■ What to produce: Using the records below, filter for lines that contain the string "this" and copy them out.

[Items from an interface collection]
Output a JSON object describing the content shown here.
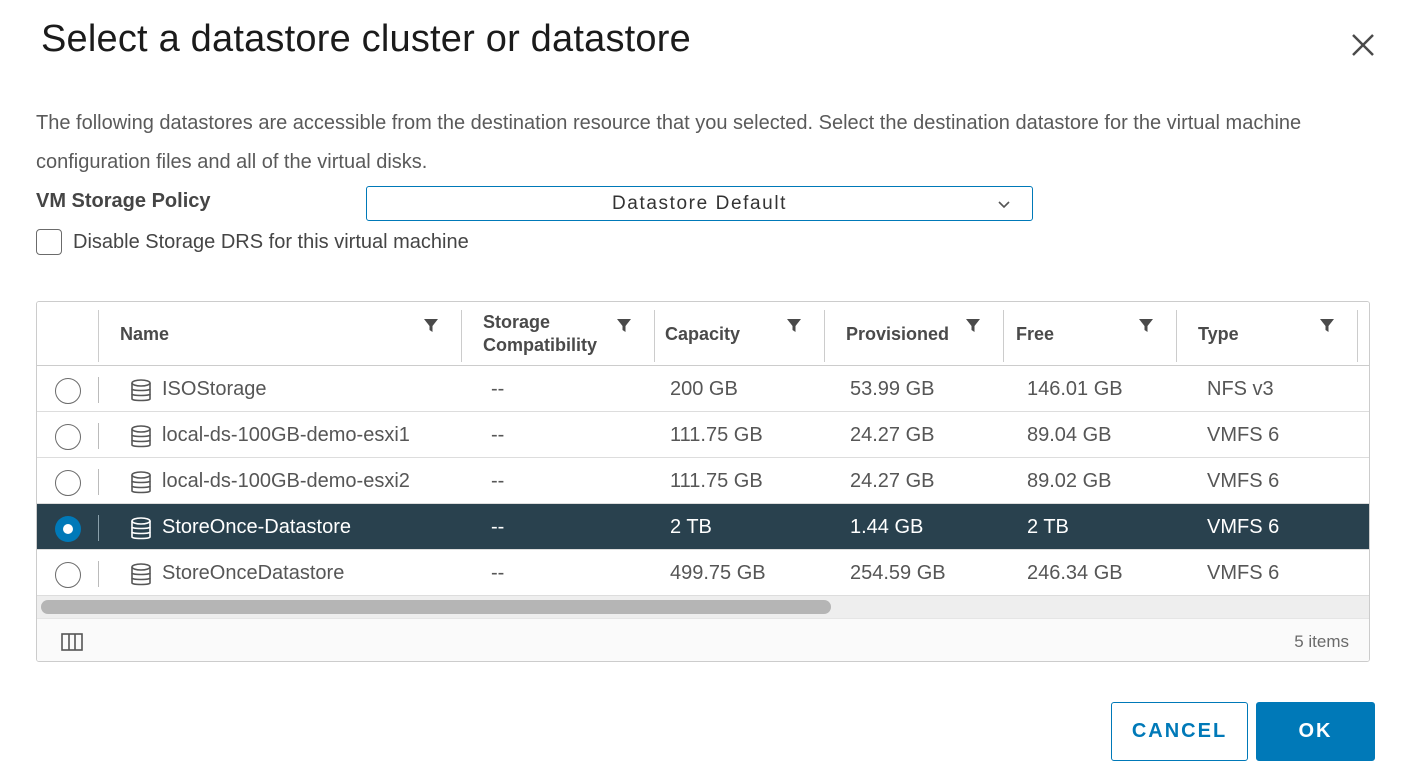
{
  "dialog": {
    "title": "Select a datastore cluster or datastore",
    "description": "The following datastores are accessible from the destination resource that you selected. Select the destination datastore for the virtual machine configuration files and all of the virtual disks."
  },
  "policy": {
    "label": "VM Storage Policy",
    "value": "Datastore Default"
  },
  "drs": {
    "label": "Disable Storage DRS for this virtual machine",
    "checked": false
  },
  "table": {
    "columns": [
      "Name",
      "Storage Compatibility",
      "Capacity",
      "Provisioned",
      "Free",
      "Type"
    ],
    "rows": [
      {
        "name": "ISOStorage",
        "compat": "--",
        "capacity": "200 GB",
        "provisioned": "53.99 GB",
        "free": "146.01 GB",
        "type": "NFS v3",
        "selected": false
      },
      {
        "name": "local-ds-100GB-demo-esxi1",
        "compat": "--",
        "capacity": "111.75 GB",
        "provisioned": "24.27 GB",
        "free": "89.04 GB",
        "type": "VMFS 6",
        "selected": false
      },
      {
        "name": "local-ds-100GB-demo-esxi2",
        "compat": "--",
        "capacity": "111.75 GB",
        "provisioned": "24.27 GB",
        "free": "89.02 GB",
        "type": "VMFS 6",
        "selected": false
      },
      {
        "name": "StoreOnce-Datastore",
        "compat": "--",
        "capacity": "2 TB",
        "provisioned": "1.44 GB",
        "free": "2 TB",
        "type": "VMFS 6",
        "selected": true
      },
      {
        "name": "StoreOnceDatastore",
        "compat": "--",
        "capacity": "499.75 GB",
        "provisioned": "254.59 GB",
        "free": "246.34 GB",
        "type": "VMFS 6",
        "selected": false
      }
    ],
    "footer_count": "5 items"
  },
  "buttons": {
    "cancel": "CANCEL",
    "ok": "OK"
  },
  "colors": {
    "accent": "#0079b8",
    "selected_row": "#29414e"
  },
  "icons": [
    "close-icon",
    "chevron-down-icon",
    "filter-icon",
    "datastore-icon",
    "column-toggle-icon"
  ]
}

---

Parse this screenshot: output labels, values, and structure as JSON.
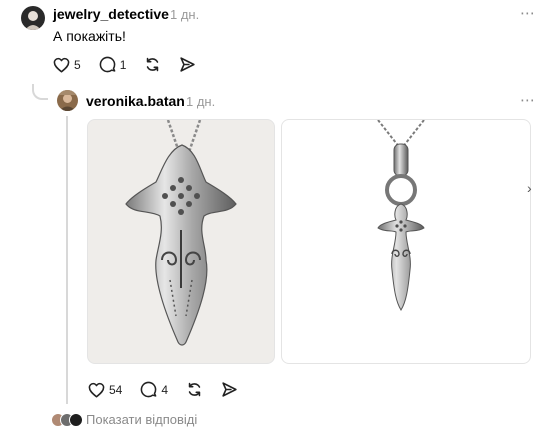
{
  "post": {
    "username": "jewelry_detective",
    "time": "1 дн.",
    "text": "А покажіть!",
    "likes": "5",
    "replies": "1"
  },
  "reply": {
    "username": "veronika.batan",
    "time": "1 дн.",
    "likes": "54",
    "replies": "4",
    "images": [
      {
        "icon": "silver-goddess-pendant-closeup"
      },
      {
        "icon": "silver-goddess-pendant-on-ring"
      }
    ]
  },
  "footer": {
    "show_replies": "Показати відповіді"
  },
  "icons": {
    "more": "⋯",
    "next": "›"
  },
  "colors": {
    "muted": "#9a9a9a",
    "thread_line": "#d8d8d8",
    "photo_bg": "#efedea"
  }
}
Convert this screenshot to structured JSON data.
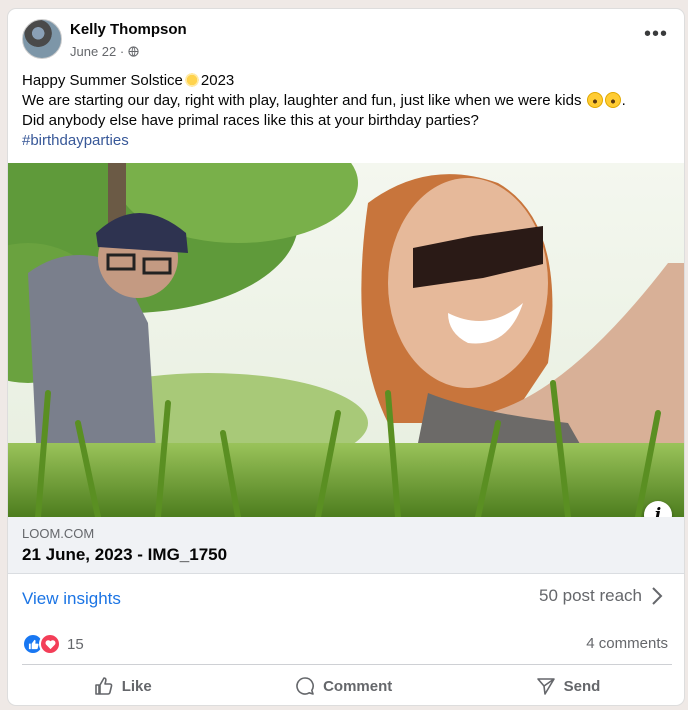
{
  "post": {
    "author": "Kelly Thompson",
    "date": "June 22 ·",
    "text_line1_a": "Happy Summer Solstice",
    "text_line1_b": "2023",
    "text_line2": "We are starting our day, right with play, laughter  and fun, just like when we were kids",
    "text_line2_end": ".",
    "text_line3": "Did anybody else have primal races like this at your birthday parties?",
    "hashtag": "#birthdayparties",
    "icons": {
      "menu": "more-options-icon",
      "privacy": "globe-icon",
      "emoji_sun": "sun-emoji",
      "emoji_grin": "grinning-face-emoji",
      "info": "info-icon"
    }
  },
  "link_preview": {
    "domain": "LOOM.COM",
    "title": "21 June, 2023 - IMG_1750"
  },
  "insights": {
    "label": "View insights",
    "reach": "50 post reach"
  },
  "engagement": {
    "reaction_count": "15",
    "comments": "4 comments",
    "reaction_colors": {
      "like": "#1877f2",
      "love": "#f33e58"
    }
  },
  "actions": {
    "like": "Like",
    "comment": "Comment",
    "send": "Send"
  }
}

■ Answer space:
    "label": "Disable Storage DRS for this virtual machine",
Parse this screenshot: output labels, values, and structure as JSON.
Convert this screenshot to structured JSON data.
    "text_line3": "Did anybody else have primal races like this at your birthday parties?",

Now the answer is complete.